Work item> Wherever a line below holds the word "true", copy that line.

Given entries>
:::::
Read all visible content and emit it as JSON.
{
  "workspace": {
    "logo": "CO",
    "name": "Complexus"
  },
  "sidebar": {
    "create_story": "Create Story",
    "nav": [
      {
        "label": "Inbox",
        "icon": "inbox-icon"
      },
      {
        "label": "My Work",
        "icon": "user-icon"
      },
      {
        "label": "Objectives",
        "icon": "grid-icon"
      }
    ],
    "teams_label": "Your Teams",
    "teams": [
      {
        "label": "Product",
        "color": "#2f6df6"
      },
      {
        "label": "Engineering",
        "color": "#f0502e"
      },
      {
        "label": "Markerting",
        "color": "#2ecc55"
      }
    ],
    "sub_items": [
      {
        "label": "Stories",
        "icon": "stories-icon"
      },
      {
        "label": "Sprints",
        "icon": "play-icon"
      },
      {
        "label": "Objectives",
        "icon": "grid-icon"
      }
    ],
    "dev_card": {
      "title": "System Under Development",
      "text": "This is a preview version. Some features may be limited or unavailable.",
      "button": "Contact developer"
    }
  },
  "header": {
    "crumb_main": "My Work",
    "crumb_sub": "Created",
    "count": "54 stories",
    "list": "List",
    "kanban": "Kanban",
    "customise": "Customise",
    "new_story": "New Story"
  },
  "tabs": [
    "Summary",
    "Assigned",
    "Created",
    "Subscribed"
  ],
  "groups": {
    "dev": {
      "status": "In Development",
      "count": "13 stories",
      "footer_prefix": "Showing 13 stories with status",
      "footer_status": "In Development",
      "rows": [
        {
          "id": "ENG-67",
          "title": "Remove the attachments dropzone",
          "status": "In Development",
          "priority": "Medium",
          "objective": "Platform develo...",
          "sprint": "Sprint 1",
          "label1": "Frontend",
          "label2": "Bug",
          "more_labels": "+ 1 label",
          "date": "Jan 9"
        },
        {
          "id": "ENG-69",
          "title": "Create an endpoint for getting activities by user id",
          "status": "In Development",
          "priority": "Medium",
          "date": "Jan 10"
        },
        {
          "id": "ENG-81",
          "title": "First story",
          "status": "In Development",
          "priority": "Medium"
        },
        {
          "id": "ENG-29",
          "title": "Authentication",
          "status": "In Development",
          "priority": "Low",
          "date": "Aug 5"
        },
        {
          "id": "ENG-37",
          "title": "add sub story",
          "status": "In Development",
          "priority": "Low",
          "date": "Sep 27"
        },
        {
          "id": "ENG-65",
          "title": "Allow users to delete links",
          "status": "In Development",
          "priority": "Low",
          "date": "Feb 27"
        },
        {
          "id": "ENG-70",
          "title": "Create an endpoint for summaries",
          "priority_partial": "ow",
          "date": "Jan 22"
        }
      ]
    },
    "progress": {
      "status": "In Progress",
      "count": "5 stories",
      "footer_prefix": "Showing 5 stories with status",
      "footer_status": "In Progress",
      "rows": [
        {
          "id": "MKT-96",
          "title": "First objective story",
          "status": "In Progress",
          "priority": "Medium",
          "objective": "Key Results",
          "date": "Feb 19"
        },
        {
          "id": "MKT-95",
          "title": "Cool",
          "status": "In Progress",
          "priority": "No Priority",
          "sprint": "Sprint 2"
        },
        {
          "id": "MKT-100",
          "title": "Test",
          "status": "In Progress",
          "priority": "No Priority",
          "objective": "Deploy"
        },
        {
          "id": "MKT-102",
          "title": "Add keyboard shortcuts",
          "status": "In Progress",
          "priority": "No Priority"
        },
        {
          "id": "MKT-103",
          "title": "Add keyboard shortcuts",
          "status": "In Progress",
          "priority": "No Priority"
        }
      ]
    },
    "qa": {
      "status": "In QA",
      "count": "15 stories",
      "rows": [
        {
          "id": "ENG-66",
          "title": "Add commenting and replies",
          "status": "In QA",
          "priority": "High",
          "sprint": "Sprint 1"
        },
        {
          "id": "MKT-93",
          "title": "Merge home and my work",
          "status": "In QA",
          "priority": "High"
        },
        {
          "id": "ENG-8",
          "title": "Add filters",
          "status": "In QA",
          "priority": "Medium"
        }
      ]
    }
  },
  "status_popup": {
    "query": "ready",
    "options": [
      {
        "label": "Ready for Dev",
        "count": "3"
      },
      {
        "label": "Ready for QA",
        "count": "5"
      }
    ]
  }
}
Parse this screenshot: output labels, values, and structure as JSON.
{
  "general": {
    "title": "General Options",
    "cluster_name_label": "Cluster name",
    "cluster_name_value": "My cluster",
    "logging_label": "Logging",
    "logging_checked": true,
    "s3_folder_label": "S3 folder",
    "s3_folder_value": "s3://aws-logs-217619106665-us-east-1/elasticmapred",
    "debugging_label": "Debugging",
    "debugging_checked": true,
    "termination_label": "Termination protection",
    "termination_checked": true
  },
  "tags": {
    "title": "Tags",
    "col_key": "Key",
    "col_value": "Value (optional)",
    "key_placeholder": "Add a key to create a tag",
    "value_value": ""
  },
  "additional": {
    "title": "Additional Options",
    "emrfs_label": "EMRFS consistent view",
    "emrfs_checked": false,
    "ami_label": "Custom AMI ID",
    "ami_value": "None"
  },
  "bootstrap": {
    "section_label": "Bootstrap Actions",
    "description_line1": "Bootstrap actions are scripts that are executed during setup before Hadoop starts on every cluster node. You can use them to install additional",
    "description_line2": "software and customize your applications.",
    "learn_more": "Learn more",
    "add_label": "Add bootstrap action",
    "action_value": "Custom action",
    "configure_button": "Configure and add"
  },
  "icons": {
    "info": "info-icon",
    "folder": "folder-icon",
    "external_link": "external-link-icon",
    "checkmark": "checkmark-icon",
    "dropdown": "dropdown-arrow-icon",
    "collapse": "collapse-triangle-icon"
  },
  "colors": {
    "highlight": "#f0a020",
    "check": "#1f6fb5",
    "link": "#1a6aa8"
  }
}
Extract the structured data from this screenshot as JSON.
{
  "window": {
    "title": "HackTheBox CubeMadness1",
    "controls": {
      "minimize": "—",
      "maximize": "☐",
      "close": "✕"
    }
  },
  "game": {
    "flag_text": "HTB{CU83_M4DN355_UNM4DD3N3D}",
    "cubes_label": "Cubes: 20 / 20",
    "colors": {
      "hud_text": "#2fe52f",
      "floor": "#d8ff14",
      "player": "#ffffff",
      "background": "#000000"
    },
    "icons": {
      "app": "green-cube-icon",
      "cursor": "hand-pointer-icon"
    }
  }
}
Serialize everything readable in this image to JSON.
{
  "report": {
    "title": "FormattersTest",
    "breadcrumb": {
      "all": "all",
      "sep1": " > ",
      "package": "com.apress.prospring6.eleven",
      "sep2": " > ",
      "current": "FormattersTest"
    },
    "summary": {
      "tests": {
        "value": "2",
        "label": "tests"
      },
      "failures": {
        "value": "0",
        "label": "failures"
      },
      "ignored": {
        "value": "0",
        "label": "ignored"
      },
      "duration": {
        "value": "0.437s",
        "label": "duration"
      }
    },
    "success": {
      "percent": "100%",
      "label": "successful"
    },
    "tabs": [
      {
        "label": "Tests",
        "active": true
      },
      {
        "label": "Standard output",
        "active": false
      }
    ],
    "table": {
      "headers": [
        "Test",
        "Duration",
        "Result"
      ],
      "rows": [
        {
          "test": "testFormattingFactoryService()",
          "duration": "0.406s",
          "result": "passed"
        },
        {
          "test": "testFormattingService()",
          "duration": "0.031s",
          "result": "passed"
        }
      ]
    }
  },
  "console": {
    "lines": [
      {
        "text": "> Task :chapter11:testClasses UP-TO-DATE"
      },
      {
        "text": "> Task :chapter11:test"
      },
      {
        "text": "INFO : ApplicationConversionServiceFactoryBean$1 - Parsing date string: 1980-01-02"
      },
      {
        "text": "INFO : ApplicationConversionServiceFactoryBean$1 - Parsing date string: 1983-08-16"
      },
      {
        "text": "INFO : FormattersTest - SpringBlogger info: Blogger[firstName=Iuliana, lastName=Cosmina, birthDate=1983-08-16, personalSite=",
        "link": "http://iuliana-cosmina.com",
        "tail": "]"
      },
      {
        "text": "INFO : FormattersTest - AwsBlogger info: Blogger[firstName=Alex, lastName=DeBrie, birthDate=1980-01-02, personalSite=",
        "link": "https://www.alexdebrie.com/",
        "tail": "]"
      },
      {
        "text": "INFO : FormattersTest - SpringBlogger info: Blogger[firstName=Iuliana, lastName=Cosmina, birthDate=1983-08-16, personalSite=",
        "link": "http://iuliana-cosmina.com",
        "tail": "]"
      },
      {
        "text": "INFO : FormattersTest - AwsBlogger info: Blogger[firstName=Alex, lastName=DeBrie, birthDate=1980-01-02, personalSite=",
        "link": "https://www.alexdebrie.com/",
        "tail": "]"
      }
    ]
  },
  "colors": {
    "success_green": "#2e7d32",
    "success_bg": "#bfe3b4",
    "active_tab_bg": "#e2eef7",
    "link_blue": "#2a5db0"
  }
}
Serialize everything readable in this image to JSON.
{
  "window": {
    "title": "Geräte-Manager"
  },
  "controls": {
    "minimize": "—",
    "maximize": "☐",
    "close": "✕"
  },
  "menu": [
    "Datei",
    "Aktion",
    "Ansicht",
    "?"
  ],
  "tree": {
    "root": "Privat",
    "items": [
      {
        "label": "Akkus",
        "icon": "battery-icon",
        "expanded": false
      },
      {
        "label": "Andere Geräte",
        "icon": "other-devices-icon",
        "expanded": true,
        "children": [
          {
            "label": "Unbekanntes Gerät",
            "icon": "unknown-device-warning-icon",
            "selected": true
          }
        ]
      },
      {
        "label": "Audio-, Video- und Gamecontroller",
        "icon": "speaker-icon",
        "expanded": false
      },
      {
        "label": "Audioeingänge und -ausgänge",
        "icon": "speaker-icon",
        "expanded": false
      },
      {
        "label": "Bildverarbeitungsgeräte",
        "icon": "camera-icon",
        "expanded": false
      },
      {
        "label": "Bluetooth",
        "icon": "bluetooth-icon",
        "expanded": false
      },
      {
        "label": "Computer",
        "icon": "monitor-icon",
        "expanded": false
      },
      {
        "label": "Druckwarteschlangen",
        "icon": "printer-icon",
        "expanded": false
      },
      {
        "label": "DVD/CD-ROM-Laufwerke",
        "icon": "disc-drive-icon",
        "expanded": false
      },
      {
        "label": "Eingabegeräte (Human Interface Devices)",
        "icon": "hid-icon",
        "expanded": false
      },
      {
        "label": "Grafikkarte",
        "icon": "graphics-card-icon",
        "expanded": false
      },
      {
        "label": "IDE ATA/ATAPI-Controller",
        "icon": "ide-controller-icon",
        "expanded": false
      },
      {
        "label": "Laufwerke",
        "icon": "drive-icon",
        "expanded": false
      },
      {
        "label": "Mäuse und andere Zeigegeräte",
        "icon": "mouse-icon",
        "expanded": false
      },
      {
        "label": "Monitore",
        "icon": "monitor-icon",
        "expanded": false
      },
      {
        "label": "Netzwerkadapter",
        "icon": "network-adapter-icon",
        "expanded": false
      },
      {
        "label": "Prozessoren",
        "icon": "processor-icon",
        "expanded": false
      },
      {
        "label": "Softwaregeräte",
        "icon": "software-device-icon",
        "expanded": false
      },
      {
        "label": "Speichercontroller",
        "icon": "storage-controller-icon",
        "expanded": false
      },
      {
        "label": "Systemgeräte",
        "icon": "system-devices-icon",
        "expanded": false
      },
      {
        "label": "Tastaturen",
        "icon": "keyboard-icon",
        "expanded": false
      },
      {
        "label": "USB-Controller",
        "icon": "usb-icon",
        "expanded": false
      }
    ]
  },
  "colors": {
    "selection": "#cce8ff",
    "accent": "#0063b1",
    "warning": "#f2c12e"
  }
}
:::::
Response>
    "logging_checked": true,
    "debugging_checked": true,
    "termination_checked": true
        "active": true
        "expanded": true,
            "selected": true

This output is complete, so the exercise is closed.